Shucking oysters isn't easy, and you'll probably cut your fingers the first few times you try it. Plus, there are food safety concerns, especially in the summer. Ever heard of vibrio vulnificus
?When you actually SHOULD make it at home:
If you have a reliable purveyor of oysters, and you live near an oyster bed, and someone teaches you how to shuck, go for it.
Why you shouldn't make it at home: Many chefs believe that you can tell how good a cook someone is by the way they make omelets. That's because it takes a lot of skill to make a proper omelet. And even if you do consider yourself a particularly skilled cook, your skills may not be at their best before breakfast. When you actually SHOULD make it at home: Mother's Day? Or any other day, if you're really confident in your omelet technique.
Why you shouldn't make it at home: So this is total blasphemy. Most chefs would say that good homemade stock is the fundamental recipe of Western cuisine, and that it improves all sorts of dishes. And they would also point out that stock is pretty easy to make and that if you use bones and vegetable trimmings leftover from other dishes, it's far cheaper to make yourself than to buy in a carton. That's all true. But honestly, stock has to be boiled for at least an hour, which can be a hassle. And unless you frequently make braises, soups or traditional sauces, it really doesn't have all that many uses in a home kitchen. So you may find yourself saving chicken carcasses in your freezer for months, and then laboring over a big stock pot for hours, and then ending up with a few gallons of a liquid for which you have no use.
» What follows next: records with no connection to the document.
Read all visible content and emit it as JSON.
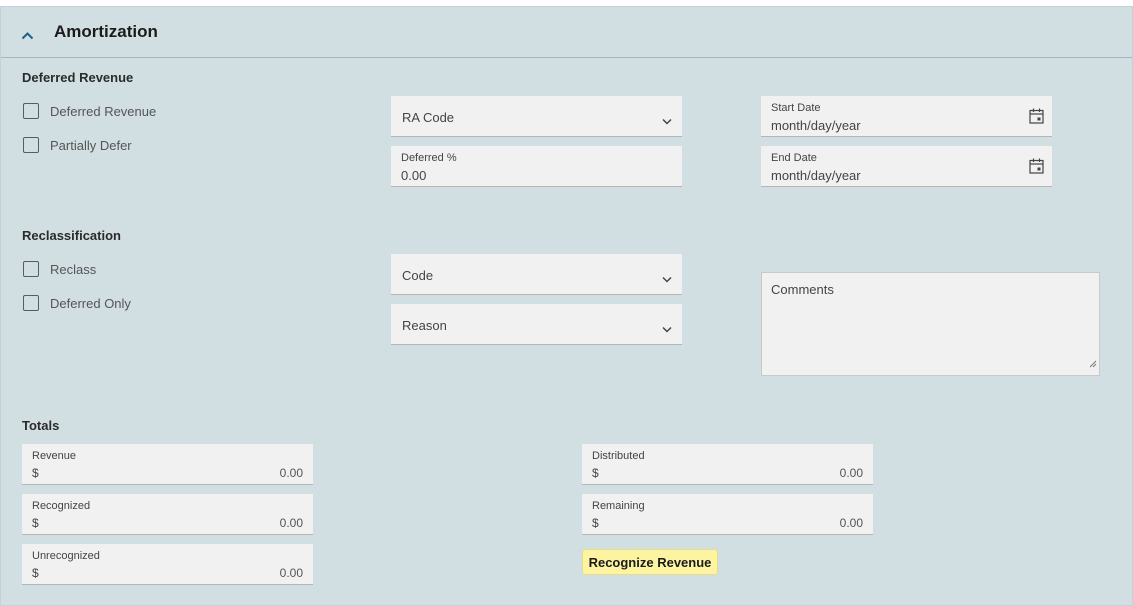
{
  "header": {
    "title": "Amortization"
  },
  "deferred": {
    "section_title": "Deferred Revenue",
    "checkboxes": [
      {
        "label": "Deferred Revenue",
        "checked": false
      },
      {
        "label": "Partially Defer",
        "checked": false
      }
    ],
    "ra_code": {
      "label": "RA Code"
    },
    "deferred_pct": {
      "label": "Deferred %",
      "value": "0.00"
    },
    "start_date": {
      "label": "Start Date",
      "placeholder": "month/day/year"
    },
    "end_date": {
      "label": "End Date",
      "placeholder": "month/day/year"
    }
  },
  "reclass": {
    "section_title": "Reclassification",
    "checkboxes": [
      {
        "label": "Reclass",
        "checked": false
      },
      {
        "label": "Deferred Only",
        "checked": false
      }
    ],
    "code": {
      "label": "Code"
    },
    "reason": {
      "label": "Reason"
    },
    "comments": {
      "label": "Comments"
    }
  },
  "totals": {
    "section_title": "Totals",
    "currency": "$",
    "revenue": {
      "label": "Revenue",
      "value": "0.00"
    },
    "recognized": {
      "label": "Recognized",
      "value": "0.00"
    },
    "unrecognized": {
      "label": "Unrecognized",
      "value": "0.00"
    },
    "distributed": {
      "label": "Distributed",
      "value": "0.00"
    },
    "remaining": {
      "label": "Remaining",
      "value": "0.00"
    },
    "recognize_button": "Recognize Revenue"
  },
  "colors": {
    "panel_bg": "#d1dfe3",
    "field_bg": "#f1f1f1",
    "button_bg": "#fdf4a2",
    "chevron_blue": "#1f5f86"
  },
  "icons": {
    "collapse": "chevron-up-icon",
    "dropdown": "chevron-down-icon",
    "date": "calendar-icon",
    "resize": "resize-grip-icon"
  }
}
When you actually SHOULD make it at home: Oh, you probably always should, for all the reasons above, at least if you have plans to cook a specific dish that calls for it. (And if not, you can always freeze the stock until you do need it.) But "should" is not the same as "will."